*** DATASET EXCERPTS Section Begins ***
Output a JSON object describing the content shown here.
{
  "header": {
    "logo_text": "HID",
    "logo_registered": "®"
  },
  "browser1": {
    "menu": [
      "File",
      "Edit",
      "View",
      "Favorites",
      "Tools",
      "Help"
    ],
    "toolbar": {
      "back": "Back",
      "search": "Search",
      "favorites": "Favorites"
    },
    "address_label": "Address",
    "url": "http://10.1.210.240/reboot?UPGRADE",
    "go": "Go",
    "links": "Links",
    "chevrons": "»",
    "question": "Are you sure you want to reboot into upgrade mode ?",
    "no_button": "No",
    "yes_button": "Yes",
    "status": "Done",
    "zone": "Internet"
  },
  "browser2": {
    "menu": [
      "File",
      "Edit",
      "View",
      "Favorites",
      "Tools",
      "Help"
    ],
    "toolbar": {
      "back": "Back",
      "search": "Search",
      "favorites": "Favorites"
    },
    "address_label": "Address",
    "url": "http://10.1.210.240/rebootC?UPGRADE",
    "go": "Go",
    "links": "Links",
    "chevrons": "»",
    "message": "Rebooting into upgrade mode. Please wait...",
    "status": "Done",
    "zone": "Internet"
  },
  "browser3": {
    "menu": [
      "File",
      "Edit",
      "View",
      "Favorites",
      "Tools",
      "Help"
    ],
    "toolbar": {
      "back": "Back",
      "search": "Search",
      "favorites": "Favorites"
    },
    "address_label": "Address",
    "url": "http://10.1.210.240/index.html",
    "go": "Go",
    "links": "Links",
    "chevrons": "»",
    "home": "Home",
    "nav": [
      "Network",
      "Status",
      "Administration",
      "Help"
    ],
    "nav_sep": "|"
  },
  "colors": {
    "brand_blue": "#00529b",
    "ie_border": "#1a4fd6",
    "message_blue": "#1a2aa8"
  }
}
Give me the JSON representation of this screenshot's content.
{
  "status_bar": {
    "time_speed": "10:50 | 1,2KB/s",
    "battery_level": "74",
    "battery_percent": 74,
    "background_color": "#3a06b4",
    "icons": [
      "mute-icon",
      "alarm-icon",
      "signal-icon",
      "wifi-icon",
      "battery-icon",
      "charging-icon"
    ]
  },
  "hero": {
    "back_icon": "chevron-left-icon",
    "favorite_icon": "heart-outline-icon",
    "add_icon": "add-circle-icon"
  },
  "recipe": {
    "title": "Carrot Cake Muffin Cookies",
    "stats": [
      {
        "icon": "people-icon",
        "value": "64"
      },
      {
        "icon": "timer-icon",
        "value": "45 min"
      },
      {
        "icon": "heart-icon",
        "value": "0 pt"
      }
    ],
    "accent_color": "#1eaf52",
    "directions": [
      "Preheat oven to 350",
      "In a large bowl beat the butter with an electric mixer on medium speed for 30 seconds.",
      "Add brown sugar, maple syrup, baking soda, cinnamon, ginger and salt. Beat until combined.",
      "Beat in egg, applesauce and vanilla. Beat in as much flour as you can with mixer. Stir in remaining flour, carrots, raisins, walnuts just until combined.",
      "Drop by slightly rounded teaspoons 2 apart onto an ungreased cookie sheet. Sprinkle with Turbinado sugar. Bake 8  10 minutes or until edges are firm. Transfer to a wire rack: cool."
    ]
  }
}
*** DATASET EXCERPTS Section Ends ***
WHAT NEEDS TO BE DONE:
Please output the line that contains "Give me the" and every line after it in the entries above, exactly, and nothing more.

RESULT FOR THIS TASK:
Give me the JSON representation of this screenshot's content.
{
  "status_bar": {
    "time_speed": "10:50 | 1,2KB/s",
    "battery_level": "74",
    "battery_percent": 74,
    "background_color": "#3a06b4",
    "icons": [
      "mute-icon",
      "alarm-icon",
      "signal-icon",
      "wifi-icon",
      "battery-icon",
      "charging-icon"
    ]
  },
  "hero": {
    "back_icon": "chevron-left-icon",
    "favorite_icon": "heart-outline-icon",
    "add_icon": "add-circle-icon"
  },
  "recipe": {
    "title": "Carrot Cake Muffin Cookies",
    "stats": [
      {
        "icon": "people-icon",
        "value": "64"
      },
      {
        "icon": "timer-icon",
        "value": "45 min"
      },
      {
        "icon": "heart-icon",
        "value": "0 pt"
      }
    ],
    "accent_color": "#1eaf52",
    "directions": [
      "Preheat oven to 350",
      "In a large bowl beat the butter with an electric mixer on medium speed for 30 seconds.",
      "Add brown sugar, maple syrup, baking soda, cinnamon, ginger and salt. Beat until combined.",
      "Beat in egg, applesauce and vanilla. Beat in as much flour as you can with mixer. Stir in remaining flour, carrots, raisins, walnuts just until combined.",
      "Drop by slightly rounded teaspoons 2 apart onto an ungreased cookie sheet. Sprinkle with Turbinado sugar. Bake 8  10 minutes or until edges are firm. Transfer to a wire rack: cool."
    ]
  }
}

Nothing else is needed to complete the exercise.